1. When walking, driving or bicycling, always — ALWAYS — look others in the eye before proceeding. Never assume they see you unless you see them seeing you.
This piece of advice (thanks, Mom and Dad) has saved my life — and my limbs — a number of times.
I feel ashamed. I have been walking Kalispell for nine months, and I have hardly taken any photos around town.
Lately I have been neglecting my cameras in favor of time at home. Oh yeah, and that whole grad school thing got in the way for a while.
I will make it my mission to remedy this. Very soon.
I want to ask if you remember
the visits when I was small:
the soft, damp kisses you gave me,
and my high-pitched voice calling “Hi Boppa!”
while you aimed the video camera.
You eventually turned it to the sky, filming
white wisps and swirls,
murmuring about the temperature and wind.
Clouds used to fascinate you.
Now they are only proof of government
conspiracy -- influencing the atmosphere,
causing sickness. You used to laugh
more easily, you used to barbecue
hamburgers in a wheelbarrow
and play whiffleball with all us grandchildren,
wearing your white cotton undershirt,
cut-off shorts and brown rubber sandals.
When I see you now and you refuse to hug,
almost refuse to shake hands --
“Hollywood’s perversion of touch,” you say --
I want you to remember.
I want to grasp your hands, shaking
as they handle your knife and fork,
and hold them.
© 2003 April K Szuch
I've never lived anywhere else that felt that way. In every other place, I have driven or walked or biked to the edges, and known where things ended and the rural places began. Even living in Spokane during college, I knew the city well enough to know where I was in it. I had been to the southerly ends of the South Hill, and far beyond the north end many times. I knew where it ended in the west, and how it gradually melted away in the east, toward Idaho.
Part of this is geographical knowledge, and part of it is having control and freedom. As a kid, I was free to bike and wander all over the small town where we lived. I knew all the edges. But as a teenager in Olympia, I didn't have the time or the freedom to wander so widely. Also, it was often rainy, which is not the best for biking. I walked a lot, in our neighborhood and downtown, but that covered only a small portion of the populated areas.
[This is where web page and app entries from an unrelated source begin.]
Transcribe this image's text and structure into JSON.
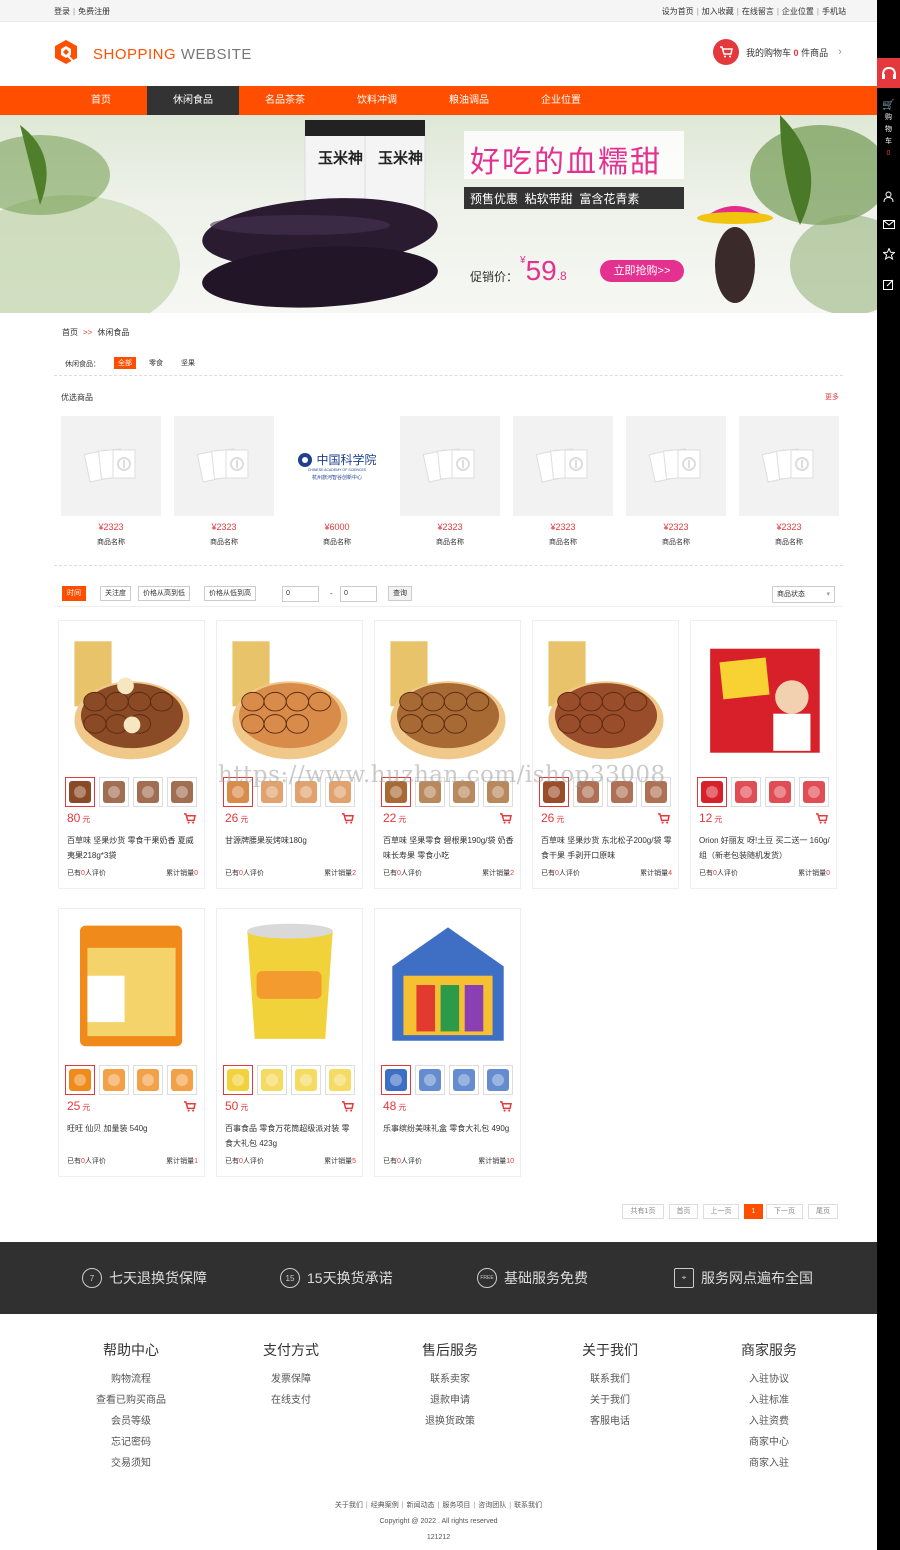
{
  "topbar": {
    "login": "登录",
    "register": "免费注册",
    "links": [
      "设为首页",
      "加入收藏",
      "在线留言",
      "企业位置",
      "手机站"
    ]
  },
  "logo": {
    "a": "SHOPPING",
    "b": "WEBSITE"
  },
  "cart": {
    "prefix": "我的购物车",
    "count": "0",
    "suffix": "件商品"
  },
  "nav": [
    "首页",
    "休闲食品",
    "名品茶茶",
    "饮料冲调",
    "粮油调品",
    "企业位置"
  ],
  "banner": {
    "headline": "好吃的血糯甜",
    "tags": "预售优惠  粘软带甜  富含花青素",
    "sale_label": "促销价：",
    "currency": "¥",
    "price": "59",
    "price_dec": ".8",
    "cta": "立即抢购>>",
    "pack_text": "玉米神"
  },
  "sidebar": {
    "cart_label": [
      "购",
      "物",
      "车"
    ],
    "cart_count": "0"
  },
  "breadcrumb": {
    "home": "首页",
    "arrow": ">>",
    "current": "休闲食品"
  },
  "filter": {
    "label": "休闲食品：",
    "options": [
      "全部",
      "零食",
      "坚果"
    ]
  },
  "recommend": {
    "title": "优选商品",
    "more": "更多",
    "items": [
      {
        "price": "¥2323",
        "name": "商品名称"
      },
      {
        "price": "¥2323",
        "name": "商品名称"
      },
      {
        "price": "¥6000",
        "name": "商品名称",
        "logo_line1": "中国科学院",
        "logo_line2": "CHINESE ACADEMY OF SCIENCES",
        "logo_line3": "杭州旅河智谷创新中心"
      },
      {
        "price": "¥2323",
        "name": "商品名称"
      },
      {
        "price": "¥2323",
        "name": "商品名称"
      },
      {
        "price": "¥2323",
        "name": "商品名称"
      },
      {
        "price": "¥2323",
        "name": "商品名称"
      }
    ]
  },
  "sort": {
    "buttons": [
      "时间",
      "关注度",
      "价格从高到低",
      "价格从低到高"
    ],
    "min": "0",
    "dash": "-",
    "max": "0",
    "query": "查询",
    "status": "商品状态"
  },
  "products": [
    {
      "price": "80",
      "unit": "元",
      "name": "百草味 坚果炒货 零食干果奶香 夏威夷果218g*3袋",
      "reviews_pre": "已有",
      "reviews": "0",
      "reviews_post": "人评价",
      "sales_pre": "累计销量",
      "sales": "0",
      "color": "#8b4a26",
      "label": "macadamia"
    },
    {
      "price": "26",
      "unit": "元",
      "name": "甘源牌腰果炭烤味180g",
      "reviews_pre": "已有",
      "reviews": "0",
      "reviews_post": "人评价",
      "sales_pre": "累计销量",
      "sales": "2",
      "color": "#d98b4a",
      "label": "cashew"
    },
    {
      "price": "22",
      "unit": "元",
      "name": "百草味 坚果零食 碧根果190g/袋 奶香味长寿果 零食小吃",
      "reviews_pre": "已有",
      "reviews": "0",
      "reviews_post": "人评价",
      "sales_pre": "累计销量",
      "sales": "2",
      "color": "#a86a35",
      "label": "pecan"
    },
    {
      "price": "26",
      "unit": "元",
      "name": "百草味 坚果炒货 东北松子200g/袋 零食干果 手剥开口原味",
      "reviews_pre": "已有",
      "reviews": "0",
      "reviews_post": "人评价",
      "sales_pre": "累计销量",
      "sales": "4",
      "color": "#9a4d2a",
      "label": "pine-nut"
    },
    {
      "price": "12",
      "unit": "元",
      "name": "Orion 好丽友 呀!土豆 买二送一 160g/组（新老包装随机发货）",
      "reviews_pre": "已有",
      "reviews": "0",
      "reviews_post": "人评价",
      "sales_pre": "累计销量",
      "sales": "0",
      "color": "#d8202a",
      "label": "potato-snack"
    },
    {
      "price": "25",
      "unit": "元",
      "name": "旺旺 仙贝 加量装 540g",
      "reviews_pre": "已有",
      "reviews": "0",
      "reviews_post": "人评价",
      "sales_pre": "累计销量",
      "sales": "1",
      "color": "#f08a1a",
      "label": "rice-cracker"
    },
    {
      "price": "50",
      "unit": "元",
      "name": "百事食品 零食万花筒超级派对装 零食大礼包 423g",
      "reviews_pre": "已有",
      "reviews": "0",
      "reviews_post": "人评价",
      "sales_pre": "累计销量",
      "sales": "5",
      "color": "#f2d23a",
      "label": "party-pack"
    },
    {
      "price": "48",
      "unit": "元",
      "name": "乐事缤纷美味礼盒 零食大礼包 490g",
      "reviews_pre": "已有",
      "reviews": "0",
      "reviews_post": "人评价",
      "sales_pre": "累计销量",
      "sales": "10",
      "color": "#3f6fc4",
      "label": "gift-box"
    }
  ],
  "pagination": [
    "共有1页",
    "首页",
    "上一页",
    "1",
    "下一页",
    "尾页"
  ],
  "services": [
    {
      "icon": "7",
      "text": "七天退换货保障"
    },
    {
      "icon": "15",
      "text": "15天换货承诺"
    },
    {
      "icon": "FREE",
      "text": "基础服务免费"
    },
    {
      "icon": "map",
      "text": "服务网点遍布全国"
    }
  ],
  "footer_cols": [
    {
      "h": "帮助中心",
      "links": [
        "购物流程",
        "查看已购买商品",
        "会员等级",
        "忘记密码",
        "交易须知"
      ]
    },
    {
      "h": "支付方式",
      "links": [
        "发票保障",
        "在线支付"
      ]
    },
    {
      "h": "售后服务",
      "links": [
        "联系卖家",
        "退款申请",
        "退换货政策"
      ]
    },
    {
      "h": "关于我们",
      "links": [
        "联系我们",
        "关于我们",
        "客服电话"
      ]
    },
    {
      "h": "商家服务",
      "links": [
        "入驻协议",
        "入驻标准",
        "入驻资费",
        "商家中心",
        "商家入驻"
      ]
    }
  ],
  "footer": {
    "links": [
      "关于我们",
      "经典案例",
      "新闻动态",
      "服务项目",
      "咨询团队",
      "联系我们"
    ],
    "copyright": "Copyright @ 2022 . All rights reserved",
    "icp": "121212"
  },
  "watermark": "https://www.huzhan.com/ishop33008",
  "colors": {
    "accent": "#ff4e00",
    "price": "#e4393c",
    "dark": "#303030"
  }
}
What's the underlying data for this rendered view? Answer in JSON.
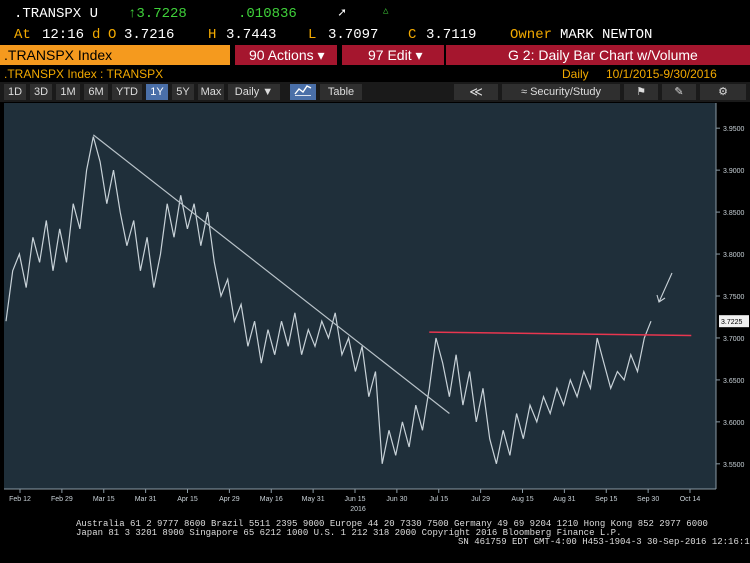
{
  "header": {
    "ticker": ".TRANSPX U",
    "last": "↑3.7228",
    "change": ".010836",
    "at_label": "At",
    "time": "12:16",
    "d_label": "d",
    "open_label": "O",
    "open": "3.7216",
    "high_label": "H",
    "high": "3.7443",
    "low_label": "L",
    "low": "3.7097",
    "close_label": "C",
    "close": "3.7119",
    "owner_label": "Owner",
    "owner": "MARK NEWTON"
  },
  "menubar": {
    "index_label": ".TRANSPX Index",
    "actions_label": "90 Actions ▾",
    "edit_label": "97 Edit ▾",
    "chart_title": "G 2: Daily Bar Chart w/Volume"
  },
  "subheader": {
    "security": ".TRANSPX Index : TRANSPX",
    "period": "Daily",
    "range": "10/1/2015-9/30/2016"
  },
  "toolbar": {
    "ranges": [
      "1D",
      "3D",
      "1M",
      "6M",
      "YTD",
      "1Y",
      "5Y",
      "Max"
    ],
    "active_range": "1Y",
    "frequency": "Daily ▼",
    "table_label": "Table",
    "back_label": "≪",
    "security_study_label": "Security/Study"
  },
  "colors": {
    "chart_bg": "#1f2f3a",
    "price_line": "#c8d2d8",
    "trend_line": "#b9c3c9",
    "resistance_line": "#e8364f",
    "accent_amber": "#f59a1e",
    "menu_red": "#a5162e"
  },
  "chart_data": {
    "type": "line",
    "title": "",
    "xlabel": "",
    "ylabel": "",
    "ylim": [
      3.52,
      3.98
    ],
    "y_ticks": [
      3.55,
      3.6,
      3.65,
      3.7,
      3.75,
      3.8,
      3.85,
      3.9,
      3.95
    ],
    "y_tick_labels": [
      "3.5500",
      "3.6000",
      "3.6500",
      "3.7000",
      "3.7500",
      "3.8000",
      "3.8500",
      "3.9000",
      "3.9500"
    ],
    "last_value_label": "3.7225",
    "x_tick_labels": [
      "Feb 12",
      "Feb 29",
      "Mar 15",
      "Mar 31",
      "Apr 15",
      "Apr 29",
      "May 16",
      "May 31",
      "Jun 15",
      "Jun 30",
      "Jul 15",
      "Jul 29",
      "Aug 15",
      "Aug 31",
      "Sep 15",
      "Sep 30",
      "Oct 14"
    ],
    "year_label": "2016",
    "series": [
      {
        "values": [
          3.72,
          3.78,
          3.8,
          3.76,
          3.82,
          3.79,
          3.84,
          3.78,
          3.83,
          3.79,
          3.86,
          3.83,
          3.9,
          3.94,
          3.91,
          3.86,
          3.9,
          3.85,
          3.81,
          3.84,
          3.78,
          3.82,
          3.76,
          3.8,
          3.86,
          3.82,
          3.87,
          3.83,
          3.86,
          3.81,
          3.85,
          3.79,
          3.75,
          3.77,
          3.72,
          3.74,
          3.69,
          3.72,
          3.67,
          3.71,
          3.68,
          3.72,
          3.69,
          3.73,
          3.68,
          3.71,
          3.69,
          3.72,
          3.7,
          3.73,
          3.68,
          3.7,
          3.66,
          3.69,
          3.63,
          3.66,
          3.55,
          3.59,
          3.56,
          3.6,
          3.57,
          3.62,
          3.59,
          3.64,
          3.7,
          3.67,
          3.63,
          3.68,
          3.62,
          3.66,
          3.6,
          3.64,
          3.58,
          3.55,
          3.59,
          3.56,
          3.61,
          3.58,
          3.62,
          3.6,
          3.63,
          3.61,
          3.64,
          3.62,
          3.65,
          3.63,
          3.66,
          3.64,
          3.7,
          3.67,
          3.64,
          3.66,
          3.65,
          3.68,
          3.66,
          3.7,
          3.72
        ]
      }
    ],
    "annotations": {
      "trendline": {
        "from": {
          "x_index": 13,
          "y": 3.942
        },
        "to": {
          "x_index": 66,
          "y": 3.61
        }
      },
      "resistance": {
        "from": {
          "x_index": 63,
          "y": 3.707
        },
        "to": {
          "x_index": 102,
          "y": 3.703
        }
      },
      "arrow_note": "up-arrow"
    },
    "grid": false,
    "legend": "none"
  },
  "footer": {
    "line1": "Australia 61 2 9777 8600 Brazil 5511 2395 9000 Europe 44 20 7330 7500 Germany 49 69 9204 1210 Hong Kong 852 2977 6000",
    "line2": "Japan 81 3 3201 8900       Singapore 65 6212 1000       U.S. 1 212 318 2000              Copyright 2016 Bloomberg Finance L.P.",
    "line3": "SN 461759 EDT  GMT-4:00 H453-1904-3 30-Sep-2016 12:16:16"
  }
}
I always enjoy visiting cities, even enormous ones London, Paris, Mumbai, New York, Toronto, Quebec, Seattle, San Francisco but I have no desire to live in one. It would take so long to wander the streets and find the perimeter, and meanwhile things would keep changing before I had the chance to memorize them. I enjoy walking the same streets each day, seeing the same houses and sometimes the same people, never being more than a few miles from woods and fields and empty spaces.
In a city, it's easy to blend in and just observe, but a city is also
"this place of endless intersections where people never meet."
Underground Time, Delphine de Vigan
These details may be mere reflections of a publishing cycle, but I find them interesting.